The report, which was the result of more than a year of research and workshops with infrastructure owners and operators, stressed the U.S. has a host of vulnerabilities.

“The nation will require a coordinated, multi-year effort to address deep strategic weaknesses in the architecture of critical systems, in how those systems are operated, and in the devices that connect to them,” the report says. “But we must begin now. Our goal is action, both immediate and long-term.”

The report calls on the Trump administration to establish incentives for owners and operators of private infrastructure who boost security, including tax incentives and allowing victims to hold third parties liable if their systems were not secure enough.

Knocking out the country’s power grid would not only send economic activity screeching to a halt, it could be life-threatening in the northern states during winter months. Hackers allegedly working on behalf of the Russian government managed to take out part of the Ukranian power grid last year, plunging part of the country into darkness.

The report identifies four industries that could be particularly vulnerable, including electricity and financial infrastructure.

“Our economy is based on a system of accounts recording who owes what to whom at any moment. Those accounts are digitized, and so are back-up systems,” the report says. “An attack that destroyed or corrupted the accounts of a major financial institution could wreak devastating economic havoc.”

Brenner said countries including the U.S., Russia and China all have the capability to launch a devastating cyberattack, but don’t pull the trigger out of fear of reprisal. But once terrorists and criminals gain the expertise, he said, all bets are off.
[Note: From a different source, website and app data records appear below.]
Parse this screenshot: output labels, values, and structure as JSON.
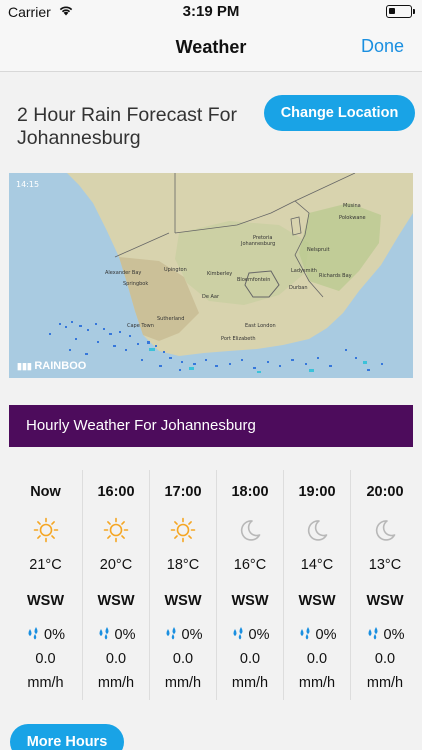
{
  "status_bar": {
    "carrier": "Carrier",
    "time": "3:19 PM"
  },
  "nav": {
    "title": "Weather",
    "done_label": "Done"
  },
  "forecast": {
    "title": "2 Hour Rain Forecast For Johannesburg",
    "change_location_label": "Change Location"
  },
  "map": {
    "timestamp": "14:15",
    "logo_text": "RAINBOO",
    "cities": [
      "Musina",
      "Polokwane",
      "Pretoria",
      "Johannesburg",
      "Nelspruit",
      "Alexander Bay",
      "Upington",
      "Kimberley",
      "Bloemfontein",
      "Ladysmith",
      "Richards Bay",
      "Springbok",
      "Durban",
      "De Aar",
      "Sutherland",
      "East London",
      "Port Elizabeth",
      "Cape Town"
    ]
  },
  "hourly": {
    "banner": "Hourly Weather For Johannesburg",
    "unit": "mm/h",
    "hours": [
      {
        "label": "Now",
        "icon": "sun-icon",
        "temp": "21°C",
        "wind": "WSW",
        "rain_chance": "0%",
        "rain_amount": "0.0"
      },
      {
        "label": "16:00",
        "icon": "sun-icon",
        "temp": "20°C",
        "wind": "WSW",
        "rain_chance": "0%",
        "rain_amount": "0.0"
      },
      {
        "label": "17:00",
        "icon": "sun-icon",
        "temp": "18°C",
        "wind": "WSW",
        "rain_chance": "0%",
        "rain_amount": "0.0"
      },
      {
        "label": "18:00",
        "icon": "moon-icon",
        "temp": "16°C",
        "wind": "WSW",
        "rain_chance": "0%",
        "rain_amount": "0.0"
      },
      {
        "label": "19:00",
        "icon": "moon-icon",
        "temp": "14°C",
        "wind": "WSW",
        "rain_chance": "0%",
        "rain_amount": "0.0"
      },
      {
        "label": "20:00",
        "icon": "moon-icon",
        "temp": "13°C",
        "wind": "WSW",
        "rain_chance": "0%",
        "rain_amount": "0.0"
      }
    ]
  },
  "more_hours_label": "More Hours",
  "colors": {
    "accent": "#19a3e6",
    "banner": "#4d0c5c",
    "sun": "#f5a623",
    "moon": "#b8b8b8",
    "drop": "#1a8fe0"
  }
}
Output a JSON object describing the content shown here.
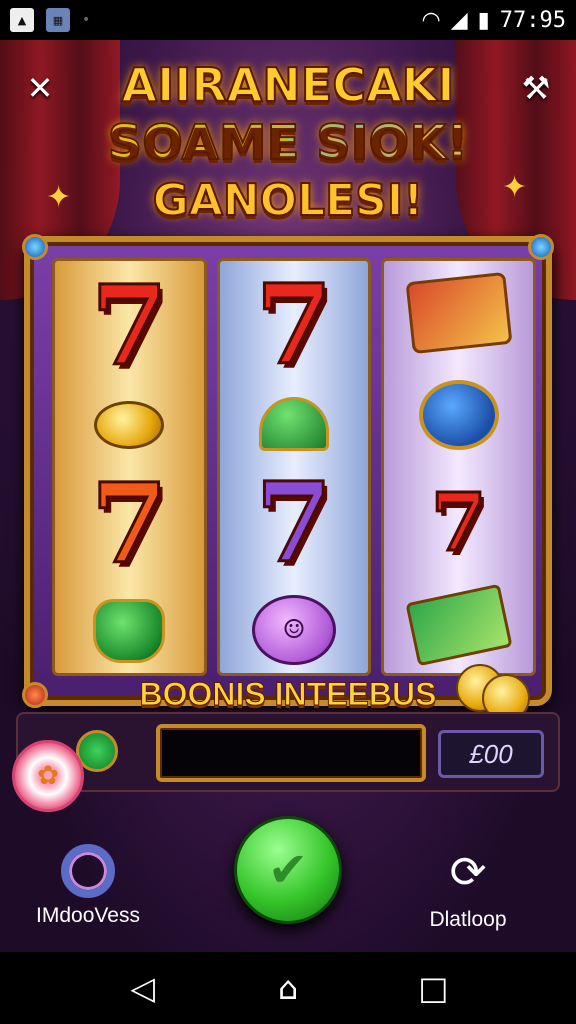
{
  "status_bar": {
    "time": "77:95",
    "left_icons": [
      "photo-icon",
      "gallery-icon"
    ],
    "right_icons": [
      "wifi-icon",
      "signal-icon",
      "battery-icon"
    ]
  },
  "game": {
    "title_lines": [
      "AIIRANECAKI",
      "SOAME SIOK!",
      "GANOLESI!"
    ],
    "bonus_label": "BOONIS INTEEBUS",
    "credit_display": "£00",
    "bet_bar_value": "",
    "reels": [
      [
        "seven-red",
        "coin",
        "seven-orange",
        "green-pot"
      ],
      [
        "seven-red",
        "green-helmet",
        "seven-purple",
        "purple-blob"
      ],
      [
        "ticket",
        "blue-badge",
        "seven-red-small",
        "cash-card"
      ]
    ],
    "colors": {
      "accent_gold": "#c58b2a",
      "spin_green": "#35c52a",
      "title_yellow": "#ffcc2e"
    }
  },
  "bottom": {
    "left_label": "IMdooVess",
    "right_label": "Dlatloop",
    "left_icon": "ring-icon",
    "right_icon": "counter-icon",
    "spin_icon": "check-icon"
  },
  "system_nav": [
    "back-icon",
    "home-icon",
    "recents-icon"
  ]
}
“Their skill levels are rising quickly,” Brenner said. “If you could take down part of the power grid and hold it for ransom, what would that be worth?”

©2017 the Boston Herald Distributed by Tribune Content Agency, LLC.